Man Detained in Castro Window Vandalism
San Francisco police are investigating a man suspected of breaking windows at the GLBT History Museum and the Magnet health center, which are located across the street from each other in the Castro neighborhood.
Sergeant Chuck Limbert, LGBT liaison for the San Francisco Police Department’s Mission Station, said the man has been detained after allegedly breaking windows at the museum, 4127 18th Street, and Magnet, 4122 18th Street, between 6 and 6:30 a.m. Monday, October 29. The man hadn’t been arrested as of early Tuesday afternoon, October 30.
"We do have a suspect, and we are doing a full investigation related to it," Limbert said. He declined to share many details about the man, but he said the window vandalism wasn’t a hate crime.
Limbert said the man’s alleged actions also weren’t related to celebrations in the Castro and other neighborhoods that took place after the San Francisco Giants won the World Series Sunday night, October 28. Events in some parts of the city that night turned violent.

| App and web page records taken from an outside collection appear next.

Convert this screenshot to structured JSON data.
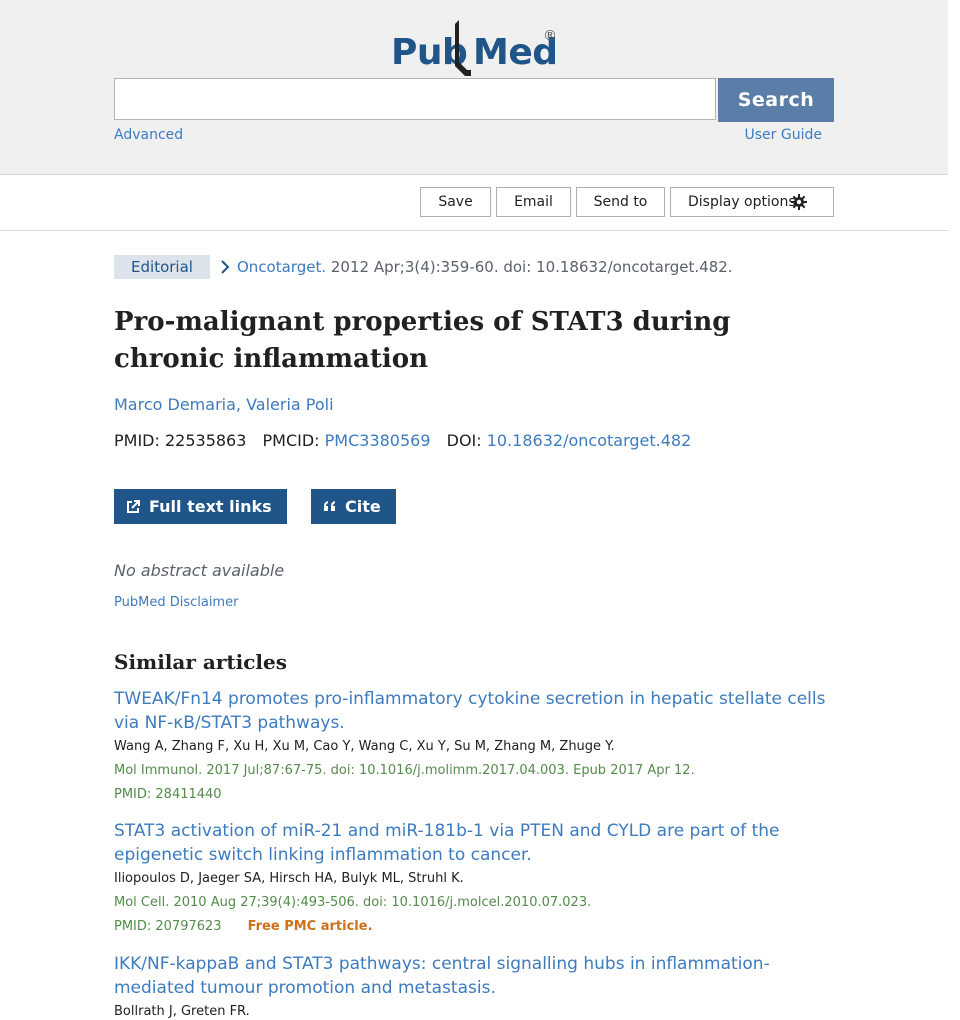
{
  "header": {
    "logo_left": "Pub",
    "logo_right": "Med",
    "logo_reg": "®",
    "search_placeholder": "",
    "search_value": "",
    "search_button": "Search",
    "advanced": "Advanced",
    "user_guide": "User Guide"
  },
  "toolbar": {
    "save": "Save",
    "email": "Email",
    "send_to": "Send to",
    "display_options": "Display options"
  },
  "article": {
    "type": "Editorial",
    "journal": "Oncotarget.",
    "citation": " 2012 Apr;3(4):359-60. doi: 10.18632/oncotarget.482.",
    "title": "Pro-malignant properties of STAT3 during chronic inflammation",
    "authors": [
      "Marco Demaria",
      "Valeria Poli"
    ],
    "pmid_label": "PMID: ",
    "pmid": "22535863",
    "pmcid_label": "PMCID: ",
    "pmcid": "PMC3380569",
    "doi_label": "DOI: ",
    "doi": "10.18632/oncotarget.482",
    "full_text_links": "Full text links",
    "cite": "Cite",
    "no_abstract": "No abstract available",
    "disclaimer": "PubMed Disclaimer"
  },
  "similar": {
    "heading": "Similar articles",
    "items": [
      {
        "title": "TWEAK/Fn14 promotes pro-inflammatory cytokine secretion in hepatic stellate cells via NF-κB/STAT3 pathways.",
        "authors": "Wang A, Zhang F, Xu H, Xu M, Cao Y, Wang C, Xu Y, Su M, Zhang M, Zhuge Y.",
        "journal": "Mol Immunol. 2017 Jul;87:67-75. doi: 10.1016/j.molimm.2017.04.003. Epub 2017 Apr 12.",
        "pmid": "PMID: 28411440",
        "free": ""
      },
      {
        "title": "STAT3 activation of miR-21 and miR-181b-1 via PTEN and CYLD are part of the epigenetic switch linking inflammation to cancer.",
        "authors": "Iliopoulos D, Jaeger SA, Hirsch HA, Bulyk ML, Struhl K.",
        "journal": "Mol Cell. 2010 Aug 27;39(4):493-506. doi: 10.1016/j.molcel.2010.07.023.",
        "pmid": "PMID: 20797623",
        "free": "Free PMC article."
      },
      {
        "title": "IKK/NF-kappaB and STAT3 pathways: central signalling hubs in inflammation-mediated tumour promotion and metastasis.",
        "authors": "Bollrath J, Greten FR.",
        "journal": "",
        "pmid": "",
        "free": ""
      }
    ]
  },
  "colors": {
    "link": "#3d7bbf",
    "brand": "#20558a",
    "search_button": "#5b7ea9",
    "journal_green": "#548c4a",
    "free_orange": "#cd7119"
  },
  "icons": [
    "pubmed-logo",
    "chevron-right-icon",
    "gear-icon",
    "external-link-icon",
    "quote-icon"
  ]
}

The district attorney’s office announced that as of Tuesday afternoon nine people would be charged with crimes including assault on a police officer, negligent discharge of a firearm, robbery, and arson of property.
Limbert declined to say whether there were any witnesses to the windows being broken, but he said police are examining video surveillance footage from the area and other information.
Paul Boneberg, executive director of the GLBT Historical Society, which runs the museum, said, "Two of the four windows were smashed and need to be replaced." A bottle was thrown through one of the windows, he said, but he didn’t know what was used to break the other one.
He estimated the windows would cost from $3,000 to $5,000 altogether to replace. However, he said, "None of the displays were in any way affected." The museum was closed Monday but it was open again for regular hours Tuesday.
Boneberg, who said his understanding was that the incident occurred around 4:45 to 5 a.m. Monday, said besides replacing the windows, "My guess is we’ll also upgrade our security systems and insurance."
Donations for replacing the museum’s windows are being accepted. For more information, visit http://www.glbthistory.org.
Ryan McKeel, a spokesman for San Francisco AIDS Foundation, which operates Magnet, sent an email to several staff members Tuesday morning that said the center "sustained minor window damage during the Giants victory celebrations on Sunday night." A photo provided by SFAF showed a window that had been shattered, but not completely smashed.
Magnet, which provides STD testing and other services, "is open for business as usual this week," McKeel said. "The damage to the front window does not pose any risk to customers or pedestrians, and the window will soon be replaced."